We recently completed an analysis to determine how companies with rising dividends have fared during the last three years, a time when overall dividend payments by S&P 500 companies were falling.
We divided all dividend-paying companies in the S&P 500 Index into quintiles ranked according to their average annual dividend growth over the past three years. A sixth group consisted of those companies that do not pay dividends. We then computed the average total rate of return for each quintile over the three years.
The results are impressive and a bit surprising. The seventy companies with the highest average annual dividend growth rates over the past three years have outperformed 58% of all stocks in the S&P 500. By contrast, the companies with the lowest average annual dividend growth rate (actually a loss) only outperformed 28% of the stocks in the S&P 500. Here's the ranking for all dividend-paying quintiles and non-dividend payers:
- Quintile with the highest average 3-year dividend growth outperformed 58% of all S&P 500 stocks.
- Second highest quintile outperformed 61% of all stocks.
- Third highest quintile outperformed 53% of all stocks.
- Fourth highest quintile outperformed 51% of all stocks.
- Fifth highest quintile outperformed 28% of all stocks.
- Non dividend paying stocks outperformed 48% of all stocks.
To better understand these data, it is helpful to show the 3-year average annual dividend growth rate for each quintile.
- Quintile 1: 3-year average annual dividend growth rate of 21.8%
- Quintile 2: 11.3%
- Quintile 3: 6.1%
- Quintile 4: 0.0%
- Quintile 5: -28.0%
The bottom line is if a company began the period paying a dividend and did not cut it, it would have outperformed at least 51% of all stocks. A company improved its performance relative to all stocks the more it increased its dividend, except for those companies in quintile 1.
The surprise in the data is that quintile 2 stocks, with an average 3-year year dividend growth of 11.3%, outperformed quintile 1 stocks, which had a 3-year average annual growth rate of 21.8%.
We have two comments about this surprising asymmetrical result: 1) the very high dividend growth observed in quintile 1 stocks was influenced by many large one-time dividend increases among consumer cyclicals and industrial stocks; 2) In spite of this, we see a similar asymetrical result when comparing earnings growth versus price growth.
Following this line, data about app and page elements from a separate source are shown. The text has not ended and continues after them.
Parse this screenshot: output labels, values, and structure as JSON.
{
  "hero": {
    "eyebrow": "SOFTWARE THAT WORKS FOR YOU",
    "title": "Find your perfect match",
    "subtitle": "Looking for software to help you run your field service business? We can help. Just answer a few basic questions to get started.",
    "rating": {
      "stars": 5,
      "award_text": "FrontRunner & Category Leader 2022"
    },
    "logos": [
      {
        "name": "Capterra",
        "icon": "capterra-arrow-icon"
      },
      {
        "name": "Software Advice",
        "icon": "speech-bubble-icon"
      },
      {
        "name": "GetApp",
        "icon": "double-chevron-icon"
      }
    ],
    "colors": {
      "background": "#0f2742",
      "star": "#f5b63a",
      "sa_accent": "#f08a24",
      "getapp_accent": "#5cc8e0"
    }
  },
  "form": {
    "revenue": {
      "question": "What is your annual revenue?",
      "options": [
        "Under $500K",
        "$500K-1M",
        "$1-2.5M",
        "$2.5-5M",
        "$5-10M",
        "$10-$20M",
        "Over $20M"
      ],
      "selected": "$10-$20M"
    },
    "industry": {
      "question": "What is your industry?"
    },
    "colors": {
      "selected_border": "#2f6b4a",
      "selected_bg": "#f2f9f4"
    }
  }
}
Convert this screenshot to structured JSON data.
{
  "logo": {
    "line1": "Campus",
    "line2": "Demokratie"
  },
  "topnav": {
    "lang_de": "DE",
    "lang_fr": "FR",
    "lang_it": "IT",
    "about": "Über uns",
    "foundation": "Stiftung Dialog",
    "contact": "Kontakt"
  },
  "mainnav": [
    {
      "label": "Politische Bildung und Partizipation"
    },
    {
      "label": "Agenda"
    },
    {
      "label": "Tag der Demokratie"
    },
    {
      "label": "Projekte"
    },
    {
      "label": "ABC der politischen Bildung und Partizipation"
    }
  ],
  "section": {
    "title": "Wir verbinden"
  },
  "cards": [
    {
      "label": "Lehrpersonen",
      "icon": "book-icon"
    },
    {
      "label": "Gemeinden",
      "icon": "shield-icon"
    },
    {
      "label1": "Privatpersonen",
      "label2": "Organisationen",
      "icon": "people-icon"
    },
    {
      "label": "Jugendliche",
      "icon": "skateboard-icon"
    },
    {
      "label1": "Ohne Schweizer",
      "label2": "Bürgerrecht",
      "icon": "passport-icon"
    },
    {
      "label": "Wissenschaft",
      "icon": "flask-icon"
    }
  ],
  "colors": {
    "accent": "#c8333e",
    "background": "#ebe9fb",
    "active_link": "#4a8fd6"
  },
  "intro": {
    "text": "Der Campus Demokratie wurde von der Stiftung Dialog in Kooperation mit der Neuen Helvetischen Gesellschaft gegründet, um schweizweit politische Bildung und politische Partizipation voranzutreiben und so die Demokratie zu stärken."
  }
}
The stocks in the quintile with the highest earnings growth did not outperform those in the second quintile.
Thus, in looking at both dividends and earnings we see that high growth has not been rewarded with proportionately higher price growth. This is the primary reason that we now believe the sweet spot of the stock market is in the high dividend and earnings growth companies.
We will review a few of these companies in the weeks ahead.
Bloomberg data was used for this analysis.